Copy every line that contains the string "data" from the entries below.

[[ Material for this exercise, beginning ]]

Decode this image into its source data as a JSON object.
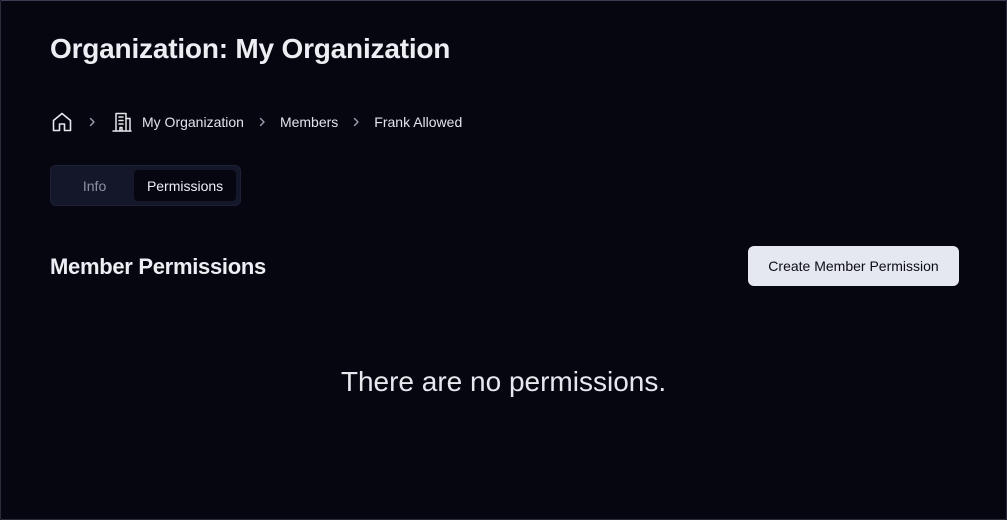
{
  "header": {
    "title": "Organization: My Organization"
  },
  "breadcrumb": {
    "items": [
      {
        "label": "My Organization",
        "icon": "building-icon"
      },
      {
        "label": "Members"
      },
      {
        "label": "Frank Allowed"
      }
    ],
    "home_icon": "home-icon",
    "separator_icon": "chevron-right-icon"
  },
  "tabs": [
    {
      "label": "Info",
      "active": false
    },
    {
      "label": "Permissions",
      "active": true
    }
  ],
  "section": {
    "title": "Member Permissions",
    "create_button_label": "Create Member Permission",
    "empty_message": "There are no permissions."
  },
  "colors": {
    "background": "#05060f",
    "button_bg": "#e6e8ef",
    "tab_track": "#141729",
    "muted_text": "#8d91a3"
  }
}
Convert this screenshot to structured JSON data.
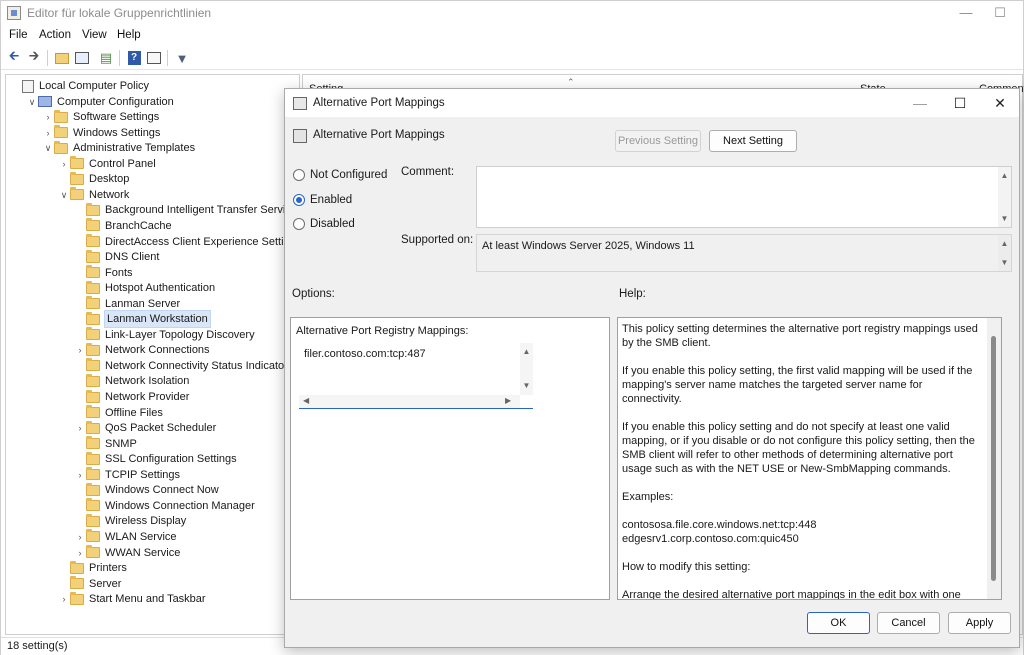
{
  "window": {
    "title": "Editor für lokale Gruppenrichtlinien",
    "min": "—",
    "max": "☐"
  },
  "menu": [
    "File",
    "Action",
    "View",
    "Help"
  ],
  "tree": [
    {
      "label": "Local Computer Policy",
      "level": 0,
      "icon": "doc",
      "exp": ""
    },
    {
      "label": "Computer Configuration",
      "level": 1,
      "icon": "pc",
      "exp": "v"
    },
    {
      "label": "Software Settings",
      "level": 2,
      "icon": "folder",
      "exp": ">"
    },
    {
      "label": "Windows Settings",
      "level": 2,
      "icon": "folder",
      "exp": ">"
    },
    {
      "label": "Administrative Templates",
      "level": 2,
      "icon": "folder",
      "exp": "v"
    },
    {
      "label": "Control Panel",
      "level": 3,
      "icon": "folder",
      "exp": ">"
    },
    {
      "label": "Desktop",
      "level": 3,
      "icon": "folder",
      "exp": ""
    },
    {
      "label": "Network",
      "level": 3,
      "icon": "folder",
      "exp": "v"
    },
    {
      "label": "Background Intelligent Transfer Service (BI",
      "level": 4,
      "icon": "folder",
      "exp": ""
    },
    {
      "label": "BranchCache",
      "level": 4,
      "icon": "folder",
      "exp": ""
    },
    {
      "label": "DirectAccess Client Experience Settings",
      "level": 4,
      "icon": "folder",
      "exp": ""
    },
    {
      "label": "DNS Client",
      "level": 4,
      "icon": "folder",
      "exp": ""
    },
    {
      "label": "Fonts",
      "level": 4,
      "icon": "folder",
      "exp": ""
    },
    {
      "label": "Hotspot Authentication",
      "level": 4,
      "icon": "folder",
      "exp": ""
    },
    {
      "label": "Lanman Server",
      "level": 4,
      "icon": "folder",
      "exp": ""
    },
    {
      "label": "Lanman Workstation",
      "level": 4,
      "icon": "folder",
      "exp": "",
      "selected": true
    },
    {
      "label": "Link-Layer Topology Discovery",
      "level": 4,
      "icon": "folder",
      "exp": ""
    },
    {
      "label": "Network Connections",
      "level": 4,
      "icon": "folder",
      "exp": ">"
    },
    {
      "label": "Network Connectivity Status Indicator",
      "level": 4,
      "icon": "folder",
      "exp": ""
    },
    {
      "label": "Network Isolation",
      "level": 4,
      "icon": "folder",
      "exp": ""
    },
    {
      "label": "Network Provider",
      "level": 4,
      "icon": "folder",
      "exp": ""
    },
    {
      "label": "Offline Files",
      "level": 4,
      "icon": "folder",
      "exp": ""
    },
    {
      "label": "QoS Packet Scheduler",
      "level": 4,
      "icon": "folder",
      "exp": ">"
    },
    {
      "label": "SNMP",
      "level": 4,
      "icon": "folder",
      "exp": ""
    },
    {
      "label": "SSL Configuration Settings",
      "level": 4,
      "icon": "folder",
      "exp": ""
    },
    {
      "label": "TCPIP Settings",
      "level": 4,
      "icon": "folder",
      "exp": ">"
    },
    {
      "label": "Windows Connect Now",
      "level": 4,
      "icon": "folder",
      "exp": ""
    },
    {
      "label": "Windows Connection Manager",
      "level": 4,
      "icon": "folder",
      "exp": ""
    },
    {
      "label": "Wireless Display",
      "level": 4,
      "icon": "folder",
      "exp": ""
    },
    {
      "label": "WLAN Service",
      "level": 4,
      "icon": "folder",
      "exp": ">"
    },
    {
      "label": "WWAN Service",
      "level": 4,
      "icon": "folder",
      "exp": ">"
    },
    {
      "label": "Printers",
      "level": 3,
      "icon": "folder",
      "exp": ""
    },
    {
      "label": "Server",
      "level": 3,
      "icon": "folder",
      "exp": ""
    },
    {
      "label": "Start Menu and Taskbar",
      "level": 3,
      "icon": "folder",
      "exp": ">"
    }
  ],
  "status": "18 setting(s)",
  "list": {
    "col_setting": "Setting",
    "col_state": "State",
    "col_comment": "Comment"
  },
  "dialog": {
    "title": "Alternative Port Mappings",
    "header_title": "Alternative Port Mappings",
    "prev_button": "Previous Setting",
    "next_button": "Next Setting",
    "radio_not_configured": "Not Configured",
    "radio_enabled": "Enabled",
    "radio_disabled": "Disabled",
    "comment_label": "Comment:",
    "supported_label": "Supported on:",
    "supported_value": "At least Windows Server 2025, Windows 11",
    "options_label": "Options:",
    "help_label": "Help:",
    "option_field_label": "Alternative Port Registry Mappings:",
    "option_field_value": "filer.contoso.com:tcp:487",
    "help_paragraphs": [
      "This policy setting determines the alternative port registry mappings used by the SMB client.",
      "If you enable this policy setting, the first valid mapping will be used if the mapping's server name matches the targeted server name for connectivity.",
      "If you enable this policy setting and do not specify at least one valid mapping, or if you disable or do not configure this policy setting, then the SMB client will refer to other methods of determining alternative port usage such as with the NET USE or New-SmbMapping commands.",
      "Examples:"
    ],
    "help_examples": [
      "contososa.file.core.windows.net:tcp:448",
      "edgesrv1.corp.contoso.com:quic450"
    ],
    "help_paragraphs_2": [
      "How to modify this setting:",
      "Arrange the desired alternative port mappings in the edit box with one mapping entry per line."
    ],
    "ok_button": "OK",
    "cancel_button": "Cancel",
    "apply_button": "Apply",
    "minimize": "—",
    "maximize": "☐",
    "close": "✕",
    "selected_radio": "enabled"
  },
  "colors": {
    "accent": "#2a64c9",
    "selection": "#d9e6f7"
  }
}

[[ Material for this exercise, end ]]

» **Result**
Decode this image into its source data as a JSON object.
Convert this screenshot to structured JSON data.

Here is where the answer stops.